▶ **Aim of the exercise**:
Look through the data that follows and copy each line with the string "gnome".

▶ **Source data**:

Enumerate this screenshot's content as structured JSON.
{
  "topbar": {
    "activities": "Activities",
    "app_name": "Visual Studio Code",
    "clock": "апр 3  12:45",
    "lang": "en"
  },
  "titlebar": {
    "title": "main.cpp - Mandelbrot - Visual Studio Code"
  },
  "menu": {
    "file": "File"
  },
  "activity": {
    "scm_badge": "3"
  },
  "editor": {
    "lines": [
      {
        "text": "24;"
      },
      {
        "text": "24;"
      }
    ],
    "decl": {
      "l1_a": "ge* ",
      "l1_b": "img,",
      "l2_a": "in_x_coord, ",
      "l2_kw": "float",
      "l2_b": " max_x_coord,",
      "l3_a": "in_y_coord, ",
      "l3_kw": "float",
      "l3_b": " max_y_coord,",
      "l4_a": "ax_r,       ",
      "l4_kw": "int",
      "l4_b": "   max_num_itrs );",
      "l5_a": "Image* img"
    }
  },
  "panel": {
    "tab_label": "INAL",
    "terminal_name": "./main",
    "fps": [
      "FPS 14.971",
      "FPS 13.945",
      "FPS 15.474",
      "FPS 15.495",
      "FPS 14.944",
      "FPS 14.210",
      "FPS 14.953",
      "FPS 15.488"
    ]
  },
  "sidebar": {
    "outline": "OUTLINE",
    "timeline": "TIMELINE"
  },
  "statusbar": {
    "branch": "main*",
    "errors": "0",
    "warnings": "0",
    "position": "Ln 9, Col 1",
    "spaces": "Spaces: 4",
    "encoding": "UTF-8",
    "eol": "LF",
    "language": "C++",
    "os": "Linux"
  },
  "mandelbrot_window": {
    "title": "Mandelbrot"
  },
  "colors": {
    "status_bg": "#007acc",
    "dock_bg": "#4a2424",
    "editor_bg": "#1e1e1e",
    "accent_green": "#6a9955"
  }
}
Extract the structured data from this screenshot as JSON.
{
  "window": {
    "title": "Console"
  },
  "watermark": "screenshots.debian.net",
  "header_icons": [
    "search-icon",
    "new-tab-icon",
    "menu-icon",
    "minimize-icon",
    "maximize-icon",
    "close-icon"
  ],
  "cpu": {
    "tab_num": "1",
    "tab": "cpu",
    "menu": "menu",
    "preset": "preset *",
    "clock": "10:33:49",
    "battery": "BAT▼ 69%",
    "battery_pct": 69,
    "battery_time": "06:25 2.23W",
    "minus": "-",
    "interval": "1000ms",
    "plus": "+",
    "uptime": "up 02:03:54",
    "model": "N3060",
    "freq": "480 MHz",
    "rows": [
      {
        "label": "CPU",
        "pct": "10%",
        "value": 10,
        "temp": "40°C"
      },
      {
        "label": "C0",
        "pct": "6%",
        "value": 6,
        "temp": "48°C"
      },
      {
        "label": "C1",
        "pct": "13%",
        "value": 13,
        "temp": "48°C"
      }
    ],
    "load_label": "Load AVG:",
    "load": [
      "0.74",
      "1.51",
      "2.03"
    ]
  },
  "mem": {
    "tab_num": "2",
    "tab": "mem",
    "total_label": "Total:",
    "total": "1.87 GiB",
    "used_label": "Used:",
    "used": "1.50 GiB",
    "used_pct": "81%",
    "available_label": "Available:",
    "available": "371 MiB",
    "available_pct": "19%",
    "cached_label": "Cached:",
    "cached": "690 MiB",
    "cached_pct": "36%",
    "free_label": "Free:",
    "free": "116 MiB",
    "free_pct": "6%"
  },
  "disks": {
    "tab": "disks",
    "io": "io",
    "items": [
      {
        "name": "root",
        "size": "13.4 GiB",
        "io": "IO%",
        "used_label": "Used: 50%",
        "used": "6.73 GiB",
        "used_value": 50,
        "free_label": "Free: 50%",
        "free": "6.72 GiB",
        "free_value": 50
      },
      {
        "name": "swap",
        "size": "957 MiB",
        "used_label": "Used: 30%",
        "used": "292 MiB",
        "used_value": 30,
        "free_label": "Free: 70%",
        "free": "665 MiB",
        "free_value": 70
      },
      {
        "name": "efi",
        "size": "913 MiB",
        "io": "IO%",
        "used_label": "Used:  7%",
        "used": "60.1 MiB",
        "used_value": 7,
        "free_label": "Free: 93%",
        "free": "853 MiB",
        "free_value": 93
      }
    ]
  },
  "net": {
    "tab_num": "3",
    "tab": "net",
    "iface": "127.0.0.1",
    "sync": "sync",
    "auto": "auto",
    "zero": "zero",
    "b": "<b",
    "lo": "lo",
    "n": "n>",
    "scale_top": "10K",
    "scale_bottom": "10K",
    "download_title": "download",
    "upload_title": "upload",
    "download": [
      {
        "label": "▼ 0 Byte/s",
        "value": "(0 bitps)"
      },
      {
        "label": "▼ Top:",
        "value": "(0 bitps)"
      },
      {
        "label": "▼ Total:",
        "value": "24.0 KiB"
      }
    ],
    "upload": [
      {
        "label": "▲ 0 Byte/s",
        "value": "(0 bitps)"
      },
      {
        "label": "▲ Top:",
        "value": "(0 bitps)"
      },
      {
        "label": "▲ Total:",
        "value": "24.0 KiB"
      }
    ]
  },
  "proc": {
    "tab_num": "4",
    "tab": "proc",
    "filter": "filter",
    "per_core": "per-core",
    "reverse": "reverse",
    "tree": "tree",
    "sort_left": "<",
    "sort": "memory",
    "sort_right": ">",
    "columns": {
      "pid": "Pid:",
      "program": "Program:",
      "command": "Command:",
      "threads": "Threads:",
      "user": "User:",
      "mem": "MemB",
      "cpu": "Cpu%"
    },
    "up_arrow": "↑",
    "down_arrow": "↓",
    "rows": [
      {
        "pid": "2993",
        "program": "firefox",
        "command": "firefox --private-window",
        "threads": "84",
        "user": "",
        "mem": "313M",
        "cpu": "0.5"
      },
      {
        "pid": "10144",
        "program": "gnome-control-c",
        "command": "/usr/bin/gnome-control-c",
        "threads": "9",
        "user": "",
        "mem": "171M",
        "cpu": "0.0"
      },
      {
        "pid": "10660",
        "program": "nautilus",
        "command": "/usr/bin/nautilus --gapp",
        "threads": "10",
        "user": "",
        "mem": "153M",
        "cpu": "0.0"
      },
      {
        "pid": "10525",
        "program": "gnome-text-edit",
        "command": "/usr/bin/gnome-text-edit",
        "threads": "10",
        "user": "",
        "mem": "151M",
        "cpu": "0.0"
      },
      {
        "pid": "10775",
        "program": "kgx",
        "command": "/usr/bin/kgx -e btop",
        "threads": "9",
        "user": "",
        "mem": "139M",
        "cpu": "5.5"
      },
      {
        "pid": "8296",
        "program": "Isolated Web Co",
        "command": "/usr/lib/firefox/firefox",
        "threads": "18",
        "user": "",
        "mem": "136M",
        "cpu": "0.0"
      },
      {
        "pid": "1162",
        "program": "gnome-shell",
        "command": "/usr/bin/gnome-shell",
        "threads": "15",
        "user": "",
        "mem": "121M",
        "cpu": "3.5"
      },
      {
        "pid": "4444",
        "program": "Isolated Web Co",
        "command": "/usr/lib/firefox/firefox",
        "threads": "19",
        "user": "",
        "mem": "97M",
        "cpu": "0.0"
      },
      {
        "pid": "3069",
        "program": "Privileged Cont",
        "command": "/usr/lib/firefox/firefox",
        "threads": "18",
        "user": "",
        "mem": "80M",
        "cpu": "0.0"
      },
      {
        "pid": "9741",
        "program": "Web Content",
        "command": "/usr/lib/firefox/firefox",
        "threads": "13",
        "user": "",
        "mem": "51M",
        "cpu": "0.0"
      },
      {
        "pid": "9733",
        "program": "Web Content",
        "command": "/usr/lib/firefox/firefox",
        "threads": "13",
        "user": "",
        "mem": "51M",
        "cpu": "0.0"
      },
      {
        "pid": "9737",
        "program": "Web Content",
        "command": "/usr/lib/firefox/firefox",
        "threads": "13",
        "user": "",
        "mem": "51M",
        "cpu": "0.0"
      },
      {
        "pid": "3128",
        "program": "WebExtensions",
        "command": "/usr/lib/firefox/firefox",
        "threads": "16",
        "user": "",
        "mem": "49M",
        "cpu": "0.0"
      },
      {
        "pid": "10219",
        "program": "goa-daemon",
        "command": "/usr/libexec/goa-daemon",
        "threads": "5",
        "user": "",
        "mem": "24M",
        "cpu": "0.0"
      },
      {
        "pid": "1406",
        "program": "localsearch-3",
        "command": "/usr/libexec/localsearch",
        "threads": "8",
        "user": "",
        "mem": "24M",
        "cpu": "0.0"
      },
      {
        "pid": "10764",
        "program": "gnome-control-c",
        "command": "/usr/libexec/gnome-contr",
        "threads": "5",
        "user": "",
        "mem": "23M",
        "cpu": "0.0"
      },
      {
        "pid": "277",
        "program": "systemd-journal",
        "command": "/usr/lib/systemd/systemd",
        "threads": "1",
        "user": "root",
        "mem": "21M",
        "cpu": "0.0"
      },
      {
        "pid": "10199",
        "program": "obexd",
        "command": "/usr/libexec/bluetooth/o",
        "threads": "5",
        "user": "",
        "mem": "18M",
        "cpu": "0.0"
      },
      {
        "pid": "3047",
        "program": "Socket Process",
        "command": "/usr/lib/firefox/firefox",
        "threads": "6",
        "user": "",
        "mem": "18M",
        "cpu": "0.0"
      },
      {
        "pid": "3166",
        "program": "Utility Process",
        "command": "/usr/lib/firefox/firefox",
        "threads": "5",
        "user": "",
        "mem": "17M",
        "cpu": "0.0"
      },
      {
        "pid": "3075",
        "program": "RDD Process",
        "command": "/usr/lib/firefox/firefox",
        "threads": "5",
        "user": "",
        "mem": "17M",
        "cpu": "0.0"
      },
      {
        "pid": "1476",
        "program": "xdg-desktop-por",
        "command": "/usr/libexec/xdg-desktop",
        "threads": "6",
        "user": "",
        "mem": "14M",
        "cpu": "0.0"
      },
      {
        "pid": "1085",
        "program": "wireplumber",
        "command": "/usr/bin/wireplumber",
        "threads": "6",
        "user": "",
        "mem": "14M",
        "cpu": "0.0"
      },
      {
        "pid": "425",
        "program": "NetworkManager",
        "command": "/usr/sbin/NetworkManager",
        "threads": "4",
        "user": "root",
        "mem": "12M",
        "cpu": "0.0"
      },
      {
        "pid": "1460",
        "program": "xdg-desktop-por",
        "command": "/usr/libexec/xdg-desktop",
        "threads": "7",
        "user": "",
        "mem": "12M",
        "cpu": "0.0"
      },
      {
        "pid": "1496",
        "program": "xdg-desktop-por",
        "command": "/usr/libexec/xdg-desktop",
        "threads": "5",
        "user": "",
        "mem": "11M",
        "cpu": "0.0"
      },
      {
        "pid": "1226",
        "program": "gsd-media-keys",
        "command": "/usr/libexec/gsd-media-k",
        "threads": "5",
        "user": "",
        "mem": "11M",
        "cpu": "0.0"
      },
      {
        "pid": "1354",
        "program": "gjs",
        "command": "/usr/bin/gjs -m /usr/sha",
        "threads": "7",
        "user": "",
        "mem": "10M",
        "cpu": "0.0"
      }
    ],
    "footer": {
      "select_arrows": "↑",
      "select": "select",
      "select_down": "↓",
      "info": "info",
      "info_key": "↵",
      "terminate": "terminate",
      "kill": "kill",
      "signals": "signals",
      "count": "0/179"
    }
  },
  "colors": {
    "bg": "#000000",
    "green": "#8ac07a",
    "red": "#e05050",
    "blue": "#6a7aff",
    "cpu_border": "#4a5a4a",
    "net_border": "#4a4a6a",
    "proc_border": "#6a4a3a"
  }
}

▶ **Answer section**:
        "program": "gnome-control-c",
        "command": "/usr/bin/gnome-control-c",
        "program": "gnome-text-edit",
        "command": "/usr/bin/gnome-text-edit",
        "program": "gnome-shell",
        "command": "/usr/bin/gnome-shell",
        "program": "gnome-control-c",
        "command": "/usr/libexec/gnome-contr",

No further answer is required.